The HUD defines the 30% rule as a standard indicator of affordability for homes in a country. “Keeping housing costs below 30% (of total income) is aimed at ensuring that households have enough money to pay other non-discretionary costs.” Non-discretionary costs include Includes essentials such as food, utilities, transportation, medical care and clothing.
To further dramaize the importance of this threshold, HUD officials assert:[P]Politicians believe that households that spend more than 30 percent of their income on housing will be burdened with housing. ”
In Riverside County, the working hours required to purchase a one-bedroom unit are slightly less than the 56 and 61 hours in San Bernardino County.
As the country breaks out of the COVID-19 pandemic, the California homeless crisis continues to worsen, housing shortages continue, and currently available housing stock remains highly out of reach.
There is a shortage of affordable housing available to low-income households whose income is below the poverty guidelines or below 30% of the average income in the region.
Also, in March, Consumer Financial Protection Bureau Nationally, more than 11 million families are at risk of losing their homes. This includes nearly 2.1 million homeowners who are more than 90 days late in payments and are likely to face serious financial difficulties when the state housing moratorium ends and payments resume. I will.
When the state moratorium ends on June 30, 9% of lessors report likely to be evacuated, and 28% of manufactured homes report delinquent home payments. In contrast, 12% of single-family homes are resident. Percentage of residents of small to medium-sized apartments.
Black and Hispanic families are at greatest risk of losing their place of residence and are more than twice as likely to report late payments for their homes as white families.
When Governor Newsom signed a bill in late January to extend the state’s groundbreaking eviction moratorium to June 30, he declared: Financial difficulties as a result of COVID-19. “
It was January. Californians are now only two months away from the expiration of the moratorium, and most of those who were vulnerable in January are still vulnerable today, but legislators remain silent about future possibilities. I am.
Earlier this year Calmatters At the end of the moratorium, we sought to quantify the number of inhabitants in the state at risk of eviction. Difficult to quantify, numbers ranged from a minimum of 90,000 to a maximum of 700,000, depending on various variables such as unemployment benefits, stimulus measures, and other measures provided by the state in January. .. Of course, improving the unemployment rate should also have a positive impact.
Whatever the number, finding alternative affordable homes is difficult, if not impossible, due to the state’s housing shortages and high rents that will almost certainly increase to meet demand.
Mehki told IE Voice and Black Voice News: Many of my friends don’t think that way. I’m old and want a place to stay, but now I know I can’t afford it.
Mekhi is pursuing a career as a psychiatrist, but knows that his starting salary may be at home longer than he originally wanted.

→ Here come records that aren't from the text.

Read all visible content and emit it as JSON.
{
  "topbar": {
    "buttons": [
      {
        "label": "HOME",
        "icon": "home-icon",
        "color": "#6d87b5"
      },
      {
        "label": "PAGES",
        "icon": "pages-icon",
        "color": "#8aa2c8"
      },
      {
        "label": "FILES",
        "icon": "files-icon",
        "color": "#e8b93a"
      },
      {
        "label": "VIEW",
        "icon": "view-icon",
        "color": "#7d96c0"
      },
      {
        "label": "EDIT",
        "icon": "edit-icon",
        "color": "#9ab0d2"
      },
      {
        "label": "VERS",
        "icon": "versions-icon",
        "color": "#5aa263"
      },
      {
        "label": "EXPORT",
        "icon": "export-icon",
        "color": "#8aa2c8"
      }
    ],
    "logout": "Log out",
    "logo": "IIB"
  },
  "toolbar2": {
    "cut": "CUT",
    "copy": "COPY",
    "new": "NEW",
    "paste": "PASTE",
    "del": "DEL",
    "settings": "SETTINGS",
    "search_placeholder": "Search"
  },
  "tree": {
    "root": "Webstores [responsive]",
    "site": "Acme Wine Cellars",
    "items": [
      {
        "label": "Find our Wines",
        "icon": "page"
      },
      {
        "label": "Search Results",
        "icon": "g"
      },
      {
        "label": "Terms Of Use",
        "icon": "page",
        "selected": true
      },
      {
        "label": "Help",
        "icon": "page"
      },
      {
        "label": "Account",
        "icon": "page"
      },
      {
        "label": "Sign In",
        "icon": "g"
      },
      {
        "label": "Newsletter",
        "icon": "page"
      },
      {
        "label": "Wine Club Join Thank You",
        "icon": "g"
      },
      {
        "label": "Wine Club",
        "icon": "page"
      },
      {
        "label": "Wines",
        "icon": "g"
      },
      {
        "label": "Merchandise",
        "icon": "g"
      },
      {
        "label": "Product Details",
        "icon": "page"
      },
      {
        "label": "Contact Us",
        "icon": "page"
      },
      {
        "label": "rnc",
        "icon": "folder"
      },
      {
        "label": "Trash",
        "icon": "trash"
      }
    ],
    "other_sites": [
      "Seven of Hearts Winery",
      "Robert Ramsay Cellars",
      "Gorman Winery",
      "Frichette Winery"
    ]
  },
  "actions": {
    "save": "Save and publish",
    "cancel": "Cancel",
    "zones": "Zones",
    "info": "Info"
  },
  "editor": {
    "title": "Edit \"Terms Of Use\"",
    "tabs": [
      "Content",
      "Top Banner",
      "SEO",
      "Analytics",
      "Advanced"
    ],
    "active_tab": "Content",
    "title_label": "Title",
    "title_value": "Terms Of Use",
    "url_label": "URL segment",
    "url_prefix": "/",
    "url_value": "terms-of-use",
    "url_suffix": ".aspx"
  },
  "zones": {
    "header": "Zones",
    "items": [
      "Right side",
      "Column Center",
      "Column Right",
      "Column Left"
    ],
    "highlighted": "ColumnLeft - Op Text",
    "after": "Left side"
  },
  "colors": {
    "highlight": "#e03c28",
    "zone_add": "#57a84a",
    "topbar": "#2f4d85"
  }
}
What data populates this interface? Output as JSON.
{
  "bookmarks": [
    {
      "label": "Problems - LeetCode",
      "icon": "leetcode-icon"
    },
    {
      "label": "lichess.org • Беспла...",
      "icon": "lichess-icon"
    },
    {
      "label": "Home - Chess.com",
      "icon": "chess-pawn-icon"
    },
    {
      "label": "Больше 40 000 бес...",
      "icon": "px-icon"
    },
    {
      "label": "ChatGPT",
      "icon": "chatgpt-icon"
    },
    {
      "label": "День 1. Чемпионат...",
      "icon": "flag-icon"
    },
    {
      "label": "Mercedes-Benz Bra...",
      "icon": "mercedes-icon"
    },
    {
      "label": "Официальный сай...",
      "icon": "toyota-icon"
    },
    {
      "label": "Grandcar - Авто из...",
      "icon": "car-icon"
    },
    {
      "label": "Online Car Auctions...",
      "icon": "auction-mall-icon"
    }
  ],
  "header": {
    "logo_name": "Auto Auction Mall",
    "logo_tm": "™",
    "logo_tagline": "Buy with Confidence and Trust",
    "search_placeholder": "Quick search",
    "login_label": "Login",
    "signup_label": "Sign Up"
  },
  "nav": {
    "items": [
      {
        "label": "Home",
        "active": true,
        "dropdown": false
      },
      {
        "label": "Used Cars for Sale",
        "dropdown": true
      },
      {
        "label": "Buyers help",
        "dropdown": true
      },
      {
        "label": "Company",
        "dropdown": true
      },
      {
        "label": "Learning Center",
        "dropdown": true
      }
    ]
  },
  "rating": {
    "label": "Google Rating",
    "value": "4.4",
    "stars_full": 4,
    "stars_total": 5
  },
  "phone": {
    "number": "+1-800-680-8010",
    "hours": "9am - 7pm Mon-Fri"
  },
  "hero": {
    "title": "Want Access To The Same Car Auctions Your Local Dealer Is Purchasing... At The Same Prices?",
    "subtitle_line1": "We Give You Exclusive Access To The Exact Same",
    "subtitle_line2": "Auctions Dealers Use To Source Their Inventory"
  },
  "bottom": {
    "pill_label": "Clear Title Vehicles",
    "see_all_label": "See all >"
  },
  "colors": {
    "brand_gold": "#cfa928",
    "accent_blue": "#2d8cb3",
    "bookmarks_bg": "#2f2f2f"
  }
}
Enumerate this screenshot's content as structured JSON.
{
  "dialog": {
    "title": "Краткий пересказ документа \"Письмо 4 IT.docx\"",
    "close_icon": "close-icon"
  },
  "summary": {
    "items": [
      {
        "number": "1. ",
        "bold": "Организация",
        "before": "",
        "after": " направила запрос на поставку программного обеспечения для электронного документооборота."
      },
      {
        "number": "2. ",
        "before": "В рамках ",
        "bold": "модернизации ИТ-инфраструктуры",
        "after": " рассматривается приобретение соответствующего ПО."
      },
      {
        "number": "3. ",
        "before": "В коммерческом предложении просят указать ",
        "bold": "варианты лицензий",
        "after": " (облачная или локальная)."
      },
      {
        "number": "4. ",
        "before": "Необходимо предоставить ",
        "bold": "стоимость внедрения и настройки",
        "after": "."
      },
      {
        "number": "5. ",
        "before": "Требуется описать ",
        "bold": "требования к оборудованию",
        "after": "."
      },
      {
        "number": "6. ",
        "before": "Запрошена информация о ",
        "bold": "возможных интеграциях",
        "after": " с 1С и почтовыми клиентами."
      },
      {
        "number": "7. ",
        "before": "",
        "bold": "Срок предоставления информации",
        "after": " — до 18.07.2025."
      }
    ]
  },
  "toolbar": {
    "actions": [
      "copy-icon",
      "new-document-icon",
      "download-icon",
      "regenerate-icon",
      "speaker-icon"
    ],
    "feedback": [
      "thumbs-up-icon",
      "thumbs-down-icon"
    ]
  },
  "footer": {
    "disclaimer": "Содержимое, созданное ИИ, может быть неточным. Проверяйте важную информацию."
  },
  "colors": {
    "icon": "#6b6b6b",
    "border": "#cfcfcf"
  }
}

Meanwhile, as the current moratorium time gradually shortens, advocacy groups (and some landowners) have given the state legislature a clear path for those at risk of eviction in the coming months. I’m looking for a plan to define. The end of the year.
Many Inland Empire residents earn Below What’s Needed for Housing Source link Many Inland Empire residents earn Below What’s Needed for Housing